Xabi Alonso stepped up to the mark, looking incredibly to level the scores at 3-3.
His penalty, low down to Dida’s right, was expertly saved by the Brazilian, but there was to be no stopping Alonso as he threw himself at the rebound and fired the ball in.
Disbelief. Jubilation around half of the Olympic Stadium in Istanbul.
Liverpool had achieved the unthinkable in just six second-half minutes.
The game wasn’t over yet though – despite chances for both teams, the score remained deadlocked at 3-3 going into extra time.
The 30 minutes of extra time perhaps didn’t have the spark that the previous 90 had, but both sides were still well in the contest.
Shevchenko had his effort saved by Dudek before the rebound fell to the Ukrainian.
Dudek was the hero of the hour once again as he tipped his six-yard effort over the bar, but his night was just beginning.
Liverpool and Milan had both won their three previous European cup finals on penalties – one side would extend that statistic to four after the shootout.
Penalties are simple on paper – a one on one between the player taking the penalty and the opposing goalkeeper.
Penalties are not played on paper, of course, so Dudek and Dida, therefore, had a crucial role to play.
And Liverpool’s Polish shot-stopper gave the Reds an instant advantage, using a technique similar to Bruce Grobelaar’s ‘spaghetti legs’ in 1984 final.
Milan’s first taker, Serginho, fired his effort over the crossbar.

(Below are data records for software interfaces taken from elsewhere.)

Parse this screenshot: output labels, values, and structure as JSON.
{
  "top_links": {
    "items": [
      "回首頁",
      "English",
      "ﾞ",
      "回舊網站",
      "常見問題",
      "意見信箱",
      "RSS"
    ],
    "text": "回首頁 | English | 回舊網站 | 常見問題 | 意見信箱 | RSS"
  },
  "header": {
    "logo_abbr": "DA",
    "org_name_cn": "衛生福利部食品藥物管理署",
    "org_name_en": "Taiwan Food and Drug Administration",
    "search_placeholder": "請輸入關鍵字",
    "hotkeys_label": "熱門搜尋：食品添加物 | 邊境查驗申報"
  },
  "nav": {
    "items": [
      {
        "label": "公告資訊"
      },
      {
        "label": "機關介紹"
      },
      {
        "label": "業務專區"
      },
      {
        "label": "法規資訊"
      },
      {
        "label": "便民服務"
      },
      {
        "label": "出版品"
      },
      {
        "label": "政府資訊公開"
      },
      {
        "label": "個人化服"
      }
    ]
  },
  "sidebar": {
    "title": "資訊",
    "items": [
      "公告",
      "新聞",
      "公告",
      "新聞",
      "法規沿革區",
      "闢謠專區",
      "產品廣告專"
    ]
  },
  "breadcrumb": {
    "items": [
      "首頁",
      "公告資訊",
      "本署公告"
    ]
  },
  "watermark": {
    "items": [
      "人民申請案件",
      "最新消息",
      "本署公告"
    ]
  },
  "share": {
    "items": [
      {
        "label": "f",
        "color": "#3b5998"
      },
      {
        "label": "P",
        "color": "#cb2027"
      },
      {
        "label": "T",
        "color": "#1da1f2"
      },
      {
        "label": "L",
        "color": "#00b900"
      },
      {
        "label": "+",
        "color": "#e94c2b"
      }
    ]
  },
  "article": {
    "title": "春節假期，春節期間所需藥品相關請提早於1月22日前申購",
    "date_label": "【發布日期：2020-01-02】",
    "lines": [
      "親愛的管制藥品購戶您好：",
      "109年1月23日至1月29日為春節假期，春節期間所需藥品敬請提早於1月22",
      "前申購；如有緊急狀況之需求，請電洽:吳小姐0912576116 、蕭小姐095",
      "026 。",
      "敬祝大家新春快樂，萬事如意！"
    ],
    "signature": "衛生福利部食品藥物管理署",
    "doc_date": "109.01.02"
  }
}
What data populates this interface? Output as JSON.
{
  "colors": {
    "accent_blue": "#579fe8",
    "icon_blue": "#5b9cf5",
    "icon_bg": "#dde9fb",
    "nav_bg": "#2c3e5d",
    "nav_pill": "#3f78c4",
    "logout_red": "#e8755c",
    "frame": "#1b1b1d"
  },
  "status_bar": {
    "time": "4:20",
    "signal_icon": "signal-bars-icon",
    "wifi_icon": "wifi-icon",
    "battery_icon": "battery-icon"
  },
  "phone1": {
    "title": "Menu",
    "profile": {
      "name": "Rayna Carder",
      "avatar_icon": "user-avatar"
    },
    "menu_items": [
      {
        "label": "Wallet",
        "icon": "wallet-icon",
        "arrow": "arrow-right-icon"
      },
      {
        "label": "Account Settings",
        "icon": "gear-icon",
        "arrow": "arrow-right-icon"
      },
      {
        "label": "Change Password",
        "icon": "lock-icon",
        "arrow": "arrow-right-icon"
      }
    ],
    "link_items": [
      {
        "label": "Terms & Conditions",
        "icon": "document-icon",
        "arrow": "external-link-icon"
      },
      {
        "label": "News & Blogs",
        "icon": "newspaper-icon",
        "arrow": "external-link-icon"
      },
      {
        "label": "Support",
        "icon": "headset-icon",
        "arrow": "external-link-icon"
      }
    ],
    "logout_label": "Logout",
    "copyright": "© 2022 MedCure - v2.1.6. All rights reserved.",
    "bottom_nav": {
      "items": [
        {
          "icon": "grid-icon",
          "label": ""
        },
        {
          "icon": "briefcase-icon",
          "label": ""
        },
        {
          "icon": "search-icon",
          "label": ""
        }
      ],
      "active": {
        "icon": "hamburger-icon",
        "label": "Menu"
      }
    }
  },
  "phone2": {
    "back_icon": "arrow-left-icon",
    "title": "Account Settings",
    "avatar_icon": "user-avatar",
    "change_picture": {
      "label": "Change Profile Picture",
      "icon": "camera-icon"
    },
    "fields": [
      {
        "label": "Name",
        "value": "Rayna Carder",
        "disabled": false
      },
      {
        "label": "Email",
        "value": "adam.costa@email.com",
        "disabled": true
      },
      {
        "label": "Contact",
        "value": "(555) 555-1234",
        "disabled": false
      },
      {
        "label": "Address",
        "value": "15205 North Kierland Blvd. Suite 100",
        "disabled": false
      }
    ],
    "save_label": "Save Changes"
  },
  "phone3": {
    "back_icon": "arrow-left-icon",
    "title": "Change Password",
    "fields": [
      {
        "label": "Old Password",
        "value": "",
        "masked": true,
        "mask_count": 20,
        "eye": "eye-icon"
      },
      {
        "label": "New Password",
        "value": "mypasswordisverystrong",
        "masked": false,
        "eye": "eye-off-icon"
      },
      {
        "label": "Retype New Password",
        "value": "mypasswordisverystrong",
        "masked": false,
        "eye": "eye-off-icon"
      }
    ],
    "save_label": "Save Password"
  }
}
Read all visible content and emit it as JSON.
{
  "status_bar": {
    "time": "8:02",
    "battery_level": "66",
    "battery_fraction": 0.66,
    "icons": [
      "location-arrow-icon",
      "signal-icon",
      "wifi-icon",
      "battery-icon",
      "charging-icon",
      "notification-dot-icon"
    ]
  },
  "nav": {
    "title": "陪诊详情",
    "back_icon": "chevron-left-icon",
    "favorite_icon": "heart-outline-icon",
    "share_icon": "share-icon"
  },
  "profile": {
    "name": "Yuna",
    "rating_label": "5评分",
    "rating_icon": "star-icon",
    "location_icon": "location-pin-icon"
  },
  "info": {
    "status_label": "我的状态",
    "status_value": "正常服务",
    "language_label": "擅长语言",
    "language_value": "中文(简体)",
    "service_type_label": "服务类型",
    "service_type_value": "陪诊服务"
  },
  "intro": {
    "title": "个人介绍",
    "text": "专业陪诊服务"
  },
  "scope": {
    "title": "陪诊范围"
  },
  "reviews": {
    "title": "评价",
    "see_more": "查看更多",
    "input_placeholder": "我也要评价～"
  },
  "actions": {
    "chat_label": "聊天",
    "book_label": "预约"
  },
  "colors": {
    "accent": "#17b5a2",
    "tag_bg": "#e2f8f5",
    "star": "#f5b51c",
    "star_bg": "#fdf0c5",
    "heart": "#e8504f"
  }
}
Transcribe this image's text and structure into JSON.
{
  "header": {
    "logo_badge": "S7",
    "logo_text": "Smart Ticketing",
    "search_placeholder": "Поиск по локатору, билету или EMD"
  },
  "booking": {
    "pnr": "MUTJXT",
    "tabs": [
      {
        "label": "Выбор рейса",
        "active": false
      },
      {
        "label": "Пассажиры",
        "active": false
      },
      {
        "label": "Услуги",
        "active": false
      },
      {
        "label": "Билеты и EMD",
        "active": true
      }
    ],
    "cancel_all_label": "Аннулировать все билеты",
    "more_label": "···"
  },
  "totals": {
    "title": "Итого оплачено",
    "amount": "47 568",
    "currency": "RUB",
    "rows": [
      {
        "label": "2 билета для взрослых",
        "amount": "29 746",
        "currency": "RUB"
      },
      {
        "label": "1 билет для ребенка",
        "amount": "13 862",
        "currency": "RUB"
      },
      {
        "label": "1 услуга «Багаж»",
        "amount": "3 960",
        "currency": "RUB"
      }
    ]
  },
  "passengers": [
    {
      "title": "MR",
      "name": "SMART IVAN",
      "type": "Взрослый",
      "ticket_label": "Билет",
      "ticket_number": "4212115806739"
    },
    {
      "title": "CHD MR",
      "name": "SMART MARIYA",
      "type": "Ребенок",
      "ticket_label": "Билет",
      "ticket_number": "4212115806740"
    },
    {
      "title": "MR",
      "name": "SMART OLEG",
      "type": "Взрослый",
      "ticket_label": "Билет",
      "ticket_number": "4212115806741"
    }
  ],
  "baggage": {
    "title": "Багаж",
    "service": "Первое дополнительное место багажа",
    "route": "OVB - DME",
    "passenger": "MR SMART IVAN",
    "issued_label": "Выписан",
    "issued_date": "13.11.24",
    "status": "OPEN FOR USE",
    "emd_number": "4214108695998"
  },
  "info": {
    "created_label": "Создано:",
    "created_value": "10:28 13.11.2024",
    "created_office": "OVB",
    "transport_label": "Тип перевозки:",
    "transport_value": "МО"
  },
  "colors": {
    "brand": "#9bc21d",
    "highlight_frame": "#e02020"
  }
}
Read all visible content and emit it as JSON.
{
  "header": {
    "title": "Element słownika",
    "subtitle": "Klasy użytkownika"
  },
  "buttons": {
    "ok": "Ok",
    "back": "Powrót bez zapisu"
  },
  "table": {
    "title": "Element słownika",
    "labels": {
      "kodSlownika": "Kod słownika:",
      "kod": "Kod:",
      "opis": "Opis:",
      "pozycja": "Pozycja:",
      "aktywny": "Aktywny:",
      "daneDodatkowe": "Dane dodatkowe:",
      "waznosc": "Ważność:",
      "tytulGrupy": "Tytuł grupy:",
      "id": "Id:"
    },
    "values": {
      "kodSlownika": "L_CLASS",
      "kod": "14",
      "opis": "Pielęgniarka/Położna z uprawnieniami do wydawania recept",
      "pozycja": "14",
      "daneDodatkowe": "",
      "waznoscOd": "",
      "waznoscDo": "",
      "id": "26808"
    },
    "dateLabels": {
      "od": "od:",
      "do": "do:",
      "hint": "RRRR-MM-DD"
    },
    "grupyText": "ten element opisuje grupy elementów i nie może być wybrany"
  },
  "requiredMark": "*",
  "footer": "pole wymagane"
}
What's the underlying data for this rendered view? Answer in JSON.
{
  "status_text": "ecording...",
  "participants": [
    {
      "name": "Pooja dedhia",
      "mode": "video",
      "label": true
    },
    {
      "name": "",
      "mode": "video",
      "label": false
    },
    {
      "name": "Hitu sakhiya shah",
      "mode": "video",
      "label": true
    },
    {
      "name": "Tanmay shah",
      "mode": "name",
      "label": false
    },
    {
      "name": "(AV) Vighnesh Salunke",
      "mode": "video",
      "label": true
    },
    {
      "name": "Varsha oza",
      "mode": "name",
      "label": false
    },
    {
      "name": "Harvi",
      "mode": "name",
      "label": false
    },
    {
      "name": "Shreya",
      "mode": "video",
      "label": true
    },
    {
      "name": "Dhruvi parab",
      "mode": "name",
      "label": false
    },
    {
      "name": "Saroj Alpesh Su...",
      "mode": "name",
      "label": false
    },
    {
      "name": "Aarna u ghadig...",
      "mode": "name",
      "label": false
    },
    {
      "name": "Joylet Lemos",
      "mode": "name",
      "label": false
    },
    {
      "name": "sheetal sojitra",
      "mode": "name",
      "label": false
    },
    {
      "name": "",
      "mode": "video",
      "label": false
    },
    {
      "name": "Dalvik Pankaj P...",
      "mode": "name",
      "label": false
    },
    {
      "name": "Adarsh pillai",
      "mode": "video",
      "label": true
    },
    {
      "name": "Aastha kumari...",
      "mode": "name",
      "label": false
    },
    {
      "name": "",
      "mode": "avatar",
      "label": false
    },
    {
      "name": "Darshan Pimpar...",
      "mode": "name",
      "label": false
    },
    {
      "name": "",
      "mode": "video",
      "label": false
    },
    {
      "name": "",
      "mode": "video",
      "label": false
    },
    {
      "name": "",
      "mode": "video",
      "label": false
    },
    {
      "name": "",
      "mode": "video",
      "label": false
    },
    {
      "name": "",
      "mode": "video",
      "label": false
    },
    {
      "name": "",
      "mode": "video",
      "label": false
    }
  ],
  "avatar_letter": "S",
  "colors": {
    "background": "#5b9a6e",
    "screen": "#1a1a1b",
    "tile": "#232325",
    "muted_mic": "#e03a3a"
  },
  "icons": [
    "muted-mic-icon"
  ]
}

Dietmar Hamann volunteered to take Liverpool’s first, despite suffering from a broken toe.
He made no mistake, and Dudek sparked some initial celebrations as he dived low to save Pirlo’s effort.
Substitute Cisse, who hadn’t started the final, converted his spot-kick to give Liverpool a two-goal advantage after two penalties each.
Jon Dahl Tomasson finally got Milan on the board with his penalty, before Riise missed from the spot to give Milan hope.
Kaka, arguably the player of the first half, then made it 3-2.
Smicer then scored with his final touch in a Liverpool shirt to put all the pressure on Milan.
In other words, the all-conquering Shevchenko had to score or the game was over.
Jerzy Dudek stood tall in guarding the two goalposts that, remarkably, positioned themselves between Liverpool and the impossible.
After 45 minutes, they were 3-0 down.
How did Milan, world footballing giants, squander such a commanding lead?
Shevchenko, as players so often do in this scenario, fired the ball down the middle.
Dudek dived to his right but managed to stop the ball with his left hand to give Liverpool the glory they had been dreaming of.
Comeback well and truly complete.
The victory sparked large celebrations across Liverpool, with the final later dubbed ‘The Miracle of Istanbul’.
Milan were down but not out and redeemed themselves by winning the Champions League again in 2007.
Coincidentally, their opponents then were Liverpool, and despite a late Dirk Kuyt goal to halve the scoreline to 2-1, they could not repeat their 2005 heroics.
Jerzy Dudek made just six appearances for Liverpool the following season (none in the Champions League) after being replaced as number one goalkeeper by new signing Pepe Reina.
Man of the match Steven Gerrard scored 23 goals in all competitions the season after, guiding Liverpool to 82 points and 3rd in the Premier League.
The Reds finished top of a Champions League group that contained Chelsea, Real Betis, and Anderlecht but were knocked out in the last 16 by Benfica, 3-0 on aggregate.
Rafael Benitez stayed at Liverpool until 2010 when he left the club by “mutual consent”, having finished ninth in the Premier League the season before.
He then took up the vacant post at Milan’s rivals Inter a week later, replacing Real Madrid-bound Jose Mourinho.
After 2007, Liverpool would not contest the Champions League final again until 2018, but Jurgen Klopp’s side were defeated 3-1 by Real Madrid in Kiev.
They have, of course, followed that up with a second appearance in two years in the final, where they will take on Tottenham on June 2.